Forest harvesting can impact the environment in many ways, one of which is causing a loss of subsidies and increased light intensity to freshwater ecosystems. This can have a major impact on freshwater invertebrate communities that may rely on subsidies to survive. In this study, I tested two effects of commercial clearcut, changes in light availability and detrital resources, on freshwater invertebrate communities. Cattle tanks containing freshwater invertebrates were given detritus from two different plots: one which underwent commercial clearcut over 50 years ago, and one which underwent commercial clearcut 2 years ago. Tanks were also placed in two areas of differing canopy: one shaded, another open. The abundance, richness, and composition of the invertebrate communities were measured. There was no significant difference between the 50-year and 2-year clearcut leaf subsidy treatments, but there was a significant difference between the shaded and opened canopy treatment.

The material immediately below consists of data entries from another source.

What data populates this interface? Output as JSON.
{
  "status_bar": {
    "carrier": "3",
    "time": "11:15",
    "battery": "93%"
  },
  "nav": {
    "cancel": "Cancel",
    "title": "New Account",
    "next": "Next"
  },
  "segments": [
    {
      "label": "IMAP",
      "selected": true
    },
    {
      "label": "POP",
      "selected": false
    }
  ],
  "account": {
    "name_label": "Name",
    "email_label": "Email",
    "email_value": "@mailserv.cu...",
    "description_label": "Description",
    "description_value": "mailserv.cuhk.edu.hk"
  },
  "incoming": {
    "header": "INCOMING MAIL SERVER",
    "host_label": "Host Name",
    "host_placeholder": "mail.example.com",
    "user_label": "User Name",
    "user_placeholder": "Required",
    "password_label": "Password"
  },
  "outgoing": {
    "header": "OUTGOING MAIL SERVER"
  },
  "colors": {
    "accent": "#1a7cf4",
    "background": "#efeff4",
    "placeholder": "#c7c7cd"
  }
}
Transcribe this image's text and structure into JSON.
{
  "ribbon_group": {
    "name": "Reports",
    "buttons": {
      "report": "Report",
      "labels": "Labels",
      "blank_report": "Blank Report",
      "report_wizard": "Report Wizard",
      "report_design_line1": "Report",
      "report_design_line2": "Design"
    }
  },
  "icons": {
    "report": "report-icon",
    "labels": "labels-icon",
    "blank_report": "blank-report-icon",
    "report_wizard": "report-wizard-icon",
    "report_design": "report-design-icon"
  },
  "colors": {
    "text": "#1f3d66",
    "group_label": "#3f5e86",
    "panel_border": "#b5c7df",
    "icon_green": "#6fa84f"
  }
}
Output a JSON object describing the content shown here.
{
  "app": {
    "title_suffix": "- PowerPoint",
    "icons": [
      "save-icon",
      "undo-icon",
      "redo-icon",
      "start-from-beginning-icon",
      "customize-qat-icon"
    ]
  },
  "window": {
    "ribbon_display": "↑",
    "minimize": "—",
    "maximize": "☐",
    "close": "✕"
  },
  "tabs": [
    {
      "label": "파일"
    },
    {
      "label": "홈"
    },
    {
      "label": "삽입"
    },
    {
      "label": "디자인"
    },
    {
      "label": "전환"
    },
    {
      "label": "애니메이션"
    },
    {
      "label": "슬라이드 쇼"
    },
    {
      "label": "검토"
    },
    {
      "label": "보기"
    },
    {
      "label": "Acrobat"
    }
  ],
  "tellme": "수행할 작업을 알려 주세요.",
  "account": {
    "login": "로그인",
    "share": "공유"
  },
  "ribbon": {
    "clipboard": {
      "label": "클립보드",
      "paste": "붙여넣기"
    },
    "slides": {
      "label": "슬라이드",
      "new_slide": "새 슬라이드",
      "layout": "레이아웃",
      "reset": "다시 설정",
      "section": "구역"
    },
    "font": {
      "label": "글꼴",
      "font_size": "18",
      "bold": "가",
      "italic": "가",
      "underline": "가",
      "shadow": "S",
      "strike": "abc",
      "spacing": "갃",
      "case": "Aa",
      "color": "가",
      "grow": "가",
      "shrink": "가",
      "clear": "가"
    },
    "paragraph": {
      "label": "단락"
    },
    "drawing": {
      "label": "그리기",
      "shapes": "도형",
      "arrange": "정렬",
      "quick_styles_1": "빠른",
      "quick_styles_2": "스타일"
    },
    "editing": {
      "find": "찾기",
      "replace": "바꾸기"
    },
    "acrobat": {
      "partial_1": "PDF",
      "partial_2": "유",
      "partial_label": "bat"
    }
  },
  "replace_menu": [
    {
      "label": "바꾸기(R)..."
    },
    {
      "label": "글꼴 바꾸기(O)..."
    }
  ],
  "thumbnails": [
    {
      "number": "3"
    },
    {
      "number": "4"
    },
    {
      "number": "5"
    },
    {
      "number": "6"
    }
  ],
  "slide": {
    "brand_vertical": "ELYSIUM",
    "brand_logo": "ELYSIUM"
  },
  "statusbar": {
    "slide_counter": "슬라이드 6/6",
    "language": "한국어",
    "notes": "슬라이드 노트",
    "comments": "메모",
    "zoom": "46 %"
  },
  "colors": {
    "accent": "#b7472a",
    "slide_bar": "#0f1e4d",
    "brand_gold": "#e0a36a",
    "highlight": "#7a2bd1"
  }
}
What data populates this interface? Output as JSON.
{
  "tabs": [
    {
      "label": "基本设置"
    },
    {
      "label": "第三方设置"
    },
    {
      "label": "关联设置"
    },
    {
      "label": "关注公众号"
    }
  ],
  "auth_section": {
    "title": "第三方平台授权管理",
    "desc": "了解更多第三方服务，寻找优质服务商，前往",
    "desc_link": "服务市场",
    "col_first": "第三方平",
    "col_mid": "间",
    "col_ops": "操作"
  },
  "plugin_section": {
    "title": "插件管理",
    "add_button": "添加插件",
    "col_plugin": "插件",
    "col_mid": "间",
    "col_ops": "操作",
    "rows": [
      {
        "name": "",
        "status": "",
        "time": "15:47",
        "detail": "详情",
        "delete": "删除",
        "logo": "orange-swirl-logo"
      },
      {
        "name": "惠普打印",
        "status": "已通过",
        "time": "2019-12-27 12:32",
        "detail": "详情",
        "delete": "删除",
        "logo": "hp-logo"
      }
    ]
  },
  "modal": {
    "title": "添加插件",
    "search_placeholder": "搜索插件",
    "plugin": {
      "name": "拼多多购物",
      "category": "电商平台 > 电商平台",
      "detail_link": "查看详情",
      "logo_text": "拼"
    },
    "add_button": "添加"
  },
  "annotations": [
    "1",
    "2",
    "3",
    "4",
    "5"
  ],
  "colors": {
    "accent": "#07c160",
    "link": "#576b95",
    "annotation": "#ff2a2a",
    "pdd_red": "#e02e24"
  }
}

This indicates that a lack of canopy over a freshwater ecosystem in autumn or winter alters freshwater invertebrate communities through light availability rather than through a lack of detritus.
Kovalik, Nicholas J., "Assessing the Impacts of Commercial Clearcut on Freshwater Invertebrate Communities" (2018). Honors College. 342.